Only an exact copy of every record counts as an answer.

[Web page and app entries]

┌────────

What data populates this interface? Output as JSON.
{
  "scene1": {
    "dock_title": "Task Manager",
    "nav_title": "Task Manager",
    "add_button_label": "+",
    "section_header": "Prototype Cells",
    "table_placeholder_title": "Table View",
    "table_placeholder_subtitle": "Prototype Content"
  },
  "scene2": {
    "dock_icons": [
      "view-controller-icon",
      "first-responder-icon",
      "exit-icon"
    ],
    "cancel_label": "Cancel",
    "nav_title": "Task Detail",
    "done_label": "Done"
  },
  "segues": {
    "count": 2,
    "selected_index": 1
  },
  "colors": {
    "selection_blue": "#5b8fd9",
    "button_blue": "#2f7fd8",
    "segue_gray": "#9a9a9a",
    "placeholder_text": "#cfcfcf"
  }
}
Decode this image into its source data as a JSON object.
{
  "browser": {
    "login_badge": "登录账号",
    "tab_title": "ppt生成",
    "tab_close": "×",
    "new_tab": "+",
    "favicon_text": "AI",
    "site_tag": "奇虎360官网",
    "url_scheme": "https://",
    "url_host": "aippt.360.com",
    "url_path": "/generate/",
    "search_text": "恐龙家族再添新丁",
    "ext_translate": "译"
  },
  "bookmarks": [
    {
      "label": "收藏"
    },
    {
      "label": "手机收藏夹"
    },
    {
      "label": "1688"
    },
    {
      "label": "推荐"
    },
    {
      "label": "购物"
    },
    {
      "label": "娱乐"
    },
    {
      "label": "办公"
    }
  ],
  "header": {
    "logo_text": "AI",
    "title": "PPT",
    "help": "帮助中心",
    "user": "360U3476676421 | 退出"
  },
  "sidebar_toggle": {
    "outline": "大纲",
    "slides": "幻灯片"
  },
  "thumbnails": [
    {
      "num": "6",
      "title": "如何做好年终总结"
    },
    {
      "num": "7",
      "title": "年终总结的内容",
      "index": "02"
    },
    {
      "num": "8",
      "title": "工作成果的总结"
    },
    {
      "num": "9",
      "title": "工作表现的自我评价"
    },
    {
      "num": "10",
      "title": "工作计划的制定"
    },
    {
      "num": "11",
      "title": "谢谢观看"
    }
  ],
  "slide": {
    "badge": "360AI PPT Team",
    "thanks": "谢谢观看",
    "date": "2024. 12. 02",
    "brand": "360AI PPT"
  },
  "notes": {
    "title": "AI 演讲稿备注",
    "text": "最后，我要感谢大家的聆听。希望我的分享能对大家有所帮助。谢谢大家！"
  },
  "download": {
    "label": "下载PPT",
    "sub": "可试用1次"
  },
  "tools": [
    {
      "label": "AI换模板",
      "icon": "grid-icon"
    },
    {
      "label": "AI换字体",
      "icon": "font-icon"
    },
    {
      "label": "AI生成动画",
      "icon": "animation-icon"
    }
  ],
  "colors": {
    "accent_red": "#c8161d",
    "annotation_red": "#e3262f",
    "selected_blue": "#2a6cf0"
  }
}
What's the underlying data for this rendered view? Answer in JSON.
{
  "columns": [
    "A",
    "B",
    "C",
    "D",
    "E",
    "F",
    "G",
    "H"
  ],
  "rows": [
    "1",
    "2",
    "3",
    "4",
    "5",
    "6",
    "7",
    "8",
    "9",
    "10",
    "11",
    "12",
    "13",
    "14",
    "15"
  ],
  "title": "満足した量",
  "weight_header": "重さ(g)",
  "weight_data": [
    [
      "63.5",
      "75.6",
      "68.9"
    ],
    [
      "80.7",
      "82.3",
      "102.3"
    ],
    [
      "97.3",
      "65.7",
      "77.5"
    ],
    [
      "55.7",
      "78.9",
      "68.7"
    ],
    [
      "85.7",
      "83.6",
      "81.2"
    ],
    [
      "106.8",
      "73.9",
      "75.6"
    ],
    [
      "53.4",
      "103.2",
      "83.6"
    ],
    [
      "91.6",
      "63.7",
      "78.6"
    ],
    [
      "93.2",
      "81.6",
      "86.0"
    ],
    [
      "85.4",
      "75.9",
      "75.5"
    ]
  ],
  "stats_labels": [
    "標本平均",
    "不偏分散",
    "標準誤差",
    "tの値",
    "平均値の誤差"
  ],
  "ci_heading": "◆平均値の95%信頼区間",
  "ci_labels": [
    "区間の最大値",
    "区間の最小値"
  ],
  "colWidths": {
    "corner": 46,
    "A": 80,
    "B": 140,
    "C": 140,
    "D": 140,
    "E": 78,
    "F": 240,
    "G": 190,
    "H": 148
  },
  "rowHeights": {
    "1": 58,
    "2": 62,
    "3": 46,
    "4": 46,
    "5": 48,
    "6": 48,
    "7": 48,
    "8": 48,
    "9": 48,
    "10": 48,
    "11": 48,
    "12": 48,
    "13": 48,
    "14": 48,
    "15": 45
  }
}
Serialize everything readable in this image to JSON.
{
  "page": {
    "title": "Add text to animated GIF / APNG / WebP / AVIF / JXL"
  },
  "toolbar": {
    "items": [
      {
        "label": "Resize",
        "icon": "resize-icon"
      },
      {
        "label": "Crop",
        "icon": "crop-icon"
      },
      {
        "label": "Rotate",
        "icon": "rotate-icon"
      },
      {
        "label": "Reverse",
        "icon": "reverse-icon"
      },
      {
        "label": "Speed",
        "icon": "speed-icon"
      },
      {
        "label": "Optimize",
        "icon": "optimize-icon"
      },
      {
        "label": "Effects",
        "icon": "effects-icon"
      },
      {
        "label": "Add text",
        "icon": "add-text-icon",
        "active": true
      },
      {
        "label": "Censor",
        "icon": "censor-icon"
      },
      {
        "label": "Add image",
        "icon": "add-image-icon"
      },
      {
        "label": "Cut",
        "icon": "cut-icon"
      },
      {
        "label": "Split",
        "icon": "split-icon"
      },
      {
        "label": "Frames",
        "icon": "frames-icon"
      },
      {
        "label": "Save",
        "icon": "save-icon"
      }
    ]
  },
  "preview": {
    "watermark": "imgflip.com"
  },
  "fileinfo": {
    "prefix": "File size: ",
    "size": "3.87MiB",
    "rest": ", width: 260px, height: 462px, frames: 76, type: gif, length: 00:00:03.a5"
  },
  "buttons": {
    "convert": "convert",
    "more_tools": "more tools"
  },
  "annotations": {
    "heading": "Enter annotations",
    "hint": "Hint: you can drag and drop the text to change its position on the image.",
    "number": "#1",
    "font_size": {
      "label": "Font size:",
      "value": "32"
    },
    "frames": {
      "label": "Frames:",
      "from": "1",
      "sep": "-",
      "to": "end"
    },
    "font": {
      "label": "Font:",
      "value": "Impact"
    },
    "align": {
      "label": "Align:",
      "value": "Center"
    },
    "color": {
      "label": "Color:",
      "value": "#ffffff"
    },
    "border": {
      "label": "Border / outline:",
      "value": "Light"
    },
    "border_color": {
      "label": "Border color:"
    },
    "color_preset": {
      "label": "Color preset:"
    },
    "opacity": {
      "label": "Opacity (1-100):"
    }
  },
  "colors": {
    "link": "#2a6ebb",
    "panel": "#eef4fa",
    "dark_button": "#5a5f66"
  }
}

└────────

EXPECTED ANSWER:
What data populates this interface? Output as JSON.
{
  "scene1": {
    "dock_title": "Task Manager",
    "nav_title": "Task Manager",
    "add_button_label": "+",
    "section_header": "Prototype Cells",
    "table_placeholder_title": "Table View",
    "table_placeholder_subtitle": "Prototype Content"
  },
  "scene2": {
    "dock_icons": [
      "view-controller-icon",
      "first-responder-icon",
      "exit-icon"
    ],
    "cancel_label": "Cancel",
    "nav_title": "Task Detail",
    "done_label": "Done"
  },
  "segues": {
    "count": 2,
    "selected_index": 1
  },
  "colors": {
    "selection_blue": "#5b8fd9",
    "button_blue": "#2f7fd8",
    "segue_gray": "#9a9a9a",
    "placeholder_text": "#cfcfcf"
  }
}
Decode this image into its source data as a JSON object.
{
  "browser": {
    "login_badge": "登录账号",
    "tab_title": "ppt生成",
    "tab_close": "×",
    "new_tab": "+",
    "favicon_text": "AI",
    "site_tag": "奇虎360官网",
    "url_scheme": "https://",
    "url_host": "aippt.360.com",
    "url_path": "/generate/",
    "search_text": "恐龙家族再添新丁",
    "ext_translate": "译"
  },
  "bookmarks": [
    {
      "label": "收藏"
    },
    {
      "label": "手机收藏夹"
    },
    {
      "label": "1688"
    },
    {
      "label": "推荐"
    },
    {
      "label": "购物"
    },
    {
      "label": "娱乐"
    },
    {
      "label": "办公"
    }
  ],
  "header": {
    "logo_text": "AI",
    "title": "PPT",
    "help": "帮助中心",
    "user": "360U3476676421 | 退出"
  },
  "sidebar_toggle": {
    "outline": "大纲",
    "slides": "幻灯片"
  },
  "thumbnails": [
    {
      "num": "6",
      "title": "如何做好年终总结"
    },
    {
      "num": "7",
      "title": "年终总结的内容",
      "index": "02"
    },
    {
      "num": "8",
      "title": "工作成果的总结"
    },
    {
      "num": "9",
      "title": "工作表现的自我评价"
    },
    {
      "num": "10",
      "title": "工作计划的制定"
    },
    {
      "num": "11",
      "title": "谢谢观看"
    }
  ],
  "slide": {
    "badge": "360AI PPT Team",
    "thanks": "谢谢观看",
    "date": "2024. 12. 02",
    "brand": "360AI PPT"
  },
  "notes": {
    "title": "AI 演讲稿备注",
    "text": "最后，我要感谢大家的聆听。希望我的分享能对大家有所帮助。谢谢大家！"
  },
  "download": {
    "label": "下载PPT",
    "sub": "可试用1次"
  },
  "tools": [
    {
      "label": "AI换模板",
      "icon": "grid-icon"
    },
    {
      "label": "AI换字体",
      "icon": "font-icon"
    },
    {
      "label": "AI生成动画",
      "icon": "animation-icon"
    }
  ],
  "colors": {
    "accent_red": "#c8161d",
    "annotation_red": "#e3262f",
    "selected_blue": "#2a6cf0"
  }
}
What's the underlying data for this rendered view? Answer in JSON.
{
  "columns": [
    "A",
    "B",
    "C",
    "D",
    "E",
    "F",
    "G",
    "H"
  ],
  "rows": [
    "1",
    "2",
    "3",
    "4",
    "5",
    "6",
    "7",
    "8",
    "9",
    "10",
    "11",
    "12",
    "13",
    "14",
    "15"
  ],
  "title": "満足した量",
  "weight_header": "重さ(g)",
  "weight_data": [
    [
      "63.5",
      "75.6",
      "68.9"
    ],
    [
      "80.7",
      "82.3",
      "102.3"
    ],
    [
      "97.3",
      "65.7",
      "77.5"
    ],
    [
      "55.7",
      "78.9",
      "68.7"
    ],
    [
      "85.7",
      "83.6",
      "81.2"
    ],
    [
      "106.8",
      "73.9",
      "75.6"
    ],
    [
      "53.4",
      "103.2",
      "83.6"
    ],
    [
      "91.6",
      "63.7",
      "78.6"
    ],
    [
      "93.2",
      "81.6",
      "86.0"
    ],
    [
      "85.4",
      "75.9",
      "75.5"
    ]
  ],
  "stats_labels": [
    "標本平均",
    "不偏分散",
    "標準誤差",
    "tの値",
    "平均値の誤差"
  ],
  "ci_heading": "◆平均値の95%信頼区間",
  "ci_labels": [
    "区間の最大値",
    "区間の最小値"
  ],
  "colWidths": {
    "corner": 46,
    "A": 80,
    "B": 140,
    "C": 140,
    "D": 140,
    "E": 78,
    "F": 240,
    "G": 190,
    "H": 148
  },
  "rowHeights": {
    "1": 58,
    "2": 62,
    "3": 46,
    "4": 46,
    "5": 48,
    "6": 48,
    "7": 48,
    "8": 48,
    "9": 48,
    "10": 48,
    "11": 48,
    "12": 48,
    "13": 48,
    "14": 48,
    "15": 45
  }
}
Serialize everything readable in this image to JSON.
{
  "page": {
    "title": "Add text to animated GIF / APNG / WebP / AVIF / JXL"
  },
  "toolbar": {
    "items": [
      {
        "label": "Resize",
        "icon": "resize-icon"
      },
      {
        "label": "Crop",
        "icon": "crop-icon"
      },
      {
        "label": "Rotate",
        "icon": "rotate-icon"
      },
      {
        "label": "Reverse",
        "icon": "reverse-icon"
      },
      {
        "label": "Speed",
        "icon": "speed-icon"
      },
      {
        "label": "Optimize",
        "icon": "optimize-icon"
      },
      {
        "label": "Effects",
        "icon": "effects-icon"
      },
      {
        "label": "Add text",
        "icon": "add-text-icon",
        "active": true
      },
      {
        "label": "Censor",
        "icon": "censor-icon"
      },
      {
        "label": "Add image",
        "icon": "add-image-icon"
      },
      {
        "label": "Cut",
        "icon": "cut-icon"
      },
      {
        "label": "Split",
        "icon": "split-icon"
      },
      {
        "label": "Frames",
        "icon": "frames-icon"
      },
      {
        "label": "Save",
        "icon": "save-icon"
      }
    ]
  },
  "preview": {
    "watermark": "imgflip.com"
  },
  "fileinfo": {
    "prefix": "File size: ",
    "size": "3.87MiB",
    "rest": ", width: 260px, height: 462px, frames: 76, type: gif, length: 00:00:03.a5"
  },
  "buttons": {
    "convert": "convert",
    "more_tools": "more tools"
  },
  "annotations": {
    "heading": "Enter annotations",
    "hint": "Hint: you can drag and drop the text to change its position on the image.",
    "number": "#1",
    "font_size": {
      "label": "Font size:",
      "value": "32"
    },
    "frames": {
      "label": "Frames:",
      "from": "1",
      "sep": "-",
      "to": "end"
    },
    "font": {
      "label": "Font:",
      "value": "Impact"
    },
    "align": {
      "label": "Align:",
      "value": "Center"
    },
    "color": {
      "label": "Color:",
      "value": "#ffffff"
    },
    "border": {
      "label": "Border / outline:",
      "value": "Light"
    },
    "border_color": {
      "label": "Border color:"
    },
    "color_preset": {
      "label": "Color preset:"
    },
    "opacity": {
      "label": "Opacity (1-100):"
    }
  },
  "colors": {
    "link": "#2a6ebb",
    "panel": "#eef4fa",
    "dark_button": "#5a5f66"
  }
}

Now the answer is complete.